Over the past few years, media coverage has made me increasingly aware of the opioid epidemic plaguing the United States. As a youth worker, I believe I have a responsibility to educate myself about issues that affect teenagers in the United States. That way, when the teens I work with are either directly or indirectly affected by them, I am at least a little equipped to care for them.
In an effort to better understand the opioid epidemic, I read Rick Van Warner’s On Pills and Needles: The Relentless fight to Save My Son from Opioid Addiction. As its subtitle suggests, On Pills and Needles is a father’s account of his son’s opioid addiction. It is a brutally honest, heart wrenching story of just how devastating this kind of addiction is.
On Pills and Needles does a good job of educating readers about the opioid epidemic. According to Rick, “this growing epidemic kills over ninety Americans per day, eclipsing auto accidents as the nation’s leading cause of accidental death.” It is an “equal-opportunity problem” that impacts affluent teens as well as those living in poverty; Those with a history of addiction as well as those who have always been clean. It shows, through the story of Rick’s son, Tommy, how horrific this kind of addiction is. As Rick explains, “Drug use had replaced any happiness with nothingness.”
As Rick recounts Tommy’s destruction, he naturally deals with treatment, and is often very critical of treatment centers as well as 12-step programs. According to Rick, “The Sober Truth: Debunking the Bad Science Behind 12-Step Programs and the Rehab Industry, written by a psychiatrist who has spent over two decades studying and treating addiction, pegs the success rate of AA-based twelve-step programs at 5-10 percent. A seasoned counselor and Narcotics Anonymous veteran I once discussed the subject with agreed with this assessment but pegged the recovery rate for opioid addicts, defined by him as staying off drugs for at least a year, at less than 5 percent.”

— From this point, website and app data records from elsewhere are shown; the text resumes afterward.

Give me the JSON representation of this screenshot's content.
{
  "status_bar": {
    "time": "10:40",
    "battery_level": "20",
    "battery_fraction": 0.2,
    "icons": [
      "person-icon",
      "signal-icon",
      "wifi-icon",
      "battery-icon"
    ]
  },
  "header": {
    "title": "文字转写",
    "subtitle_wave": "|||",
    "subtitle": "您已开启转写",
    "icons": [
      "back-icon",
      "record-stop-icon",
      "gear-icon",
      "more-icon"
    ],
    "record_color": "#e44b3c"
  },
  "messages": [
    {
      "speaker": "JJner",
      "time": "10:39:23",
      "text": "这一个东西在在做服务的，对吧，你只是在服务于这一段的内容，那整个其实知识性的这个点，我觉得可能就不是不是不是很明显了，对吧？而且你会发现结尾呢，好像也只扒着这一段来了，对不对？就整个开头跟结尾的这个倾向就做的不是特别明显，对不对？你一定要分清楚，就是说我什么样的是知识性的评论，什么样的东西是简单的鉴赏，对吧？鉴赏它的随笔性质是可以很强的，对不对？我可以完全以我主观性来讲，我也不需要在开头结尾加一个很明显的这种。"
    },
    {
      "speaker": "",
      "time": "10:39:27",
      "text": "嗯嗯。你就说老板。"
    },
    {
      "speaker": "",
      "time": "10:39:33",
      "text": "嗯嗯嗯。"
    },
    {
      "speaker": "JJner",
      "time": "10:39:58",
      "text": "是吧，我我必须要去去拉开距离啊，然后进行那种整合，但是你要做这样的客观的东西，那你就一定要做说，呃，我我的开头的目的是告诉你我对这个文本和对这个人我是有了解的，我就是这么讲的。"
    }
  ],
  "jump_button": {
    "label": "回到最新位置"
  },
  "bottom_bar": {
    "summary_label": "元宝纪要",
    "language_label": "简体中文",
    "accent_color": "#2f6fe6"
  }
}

In addition to detailing how Tommy’s opioid addiction affects him, On Pills and Needles also addresses the impact of this kind of addiction on the addict’s family – especially their parents. According to Rick, “One of the most difficult lessons a family of an opiate addict on the hamster wheel of destruction must learn is that the person they love has absolutely no regard for the impact their behavior has on those around them.” Rick adds, “Perhaps the most difficult part of being an addict’s parent is accepting that you cannot control or change that person or their actions regardless of how much time, effort, or money you devote to the effect.”
Because of its emphasis on parenting, in many ways, On Pills and Needles might well be classified as a parenting memoir. As Rick reflects on his family’s journey, he concludes “The most important thing Mary or I could ever give any of our kids was our time and focused attention. Nothing was more important to each of them than this.”
Surprisingly, very little of On Pills and Needles addresses faith, something that’s unusual for a title published by Baker Books. Even so, I am glad I read it. I now have a better understanding of opioid addiction. What’s more, On Pills and Needles is a book that I will keep on my shelf and pass along to parents whose children are dealing with addiction issues. I have no doubt that they’ll see themselves in the pages of this book and, in the process, find hope and grace.
Disclosure: I received a free copy of On Pills and Needles from Baker Books in exchange for a fair and honest review.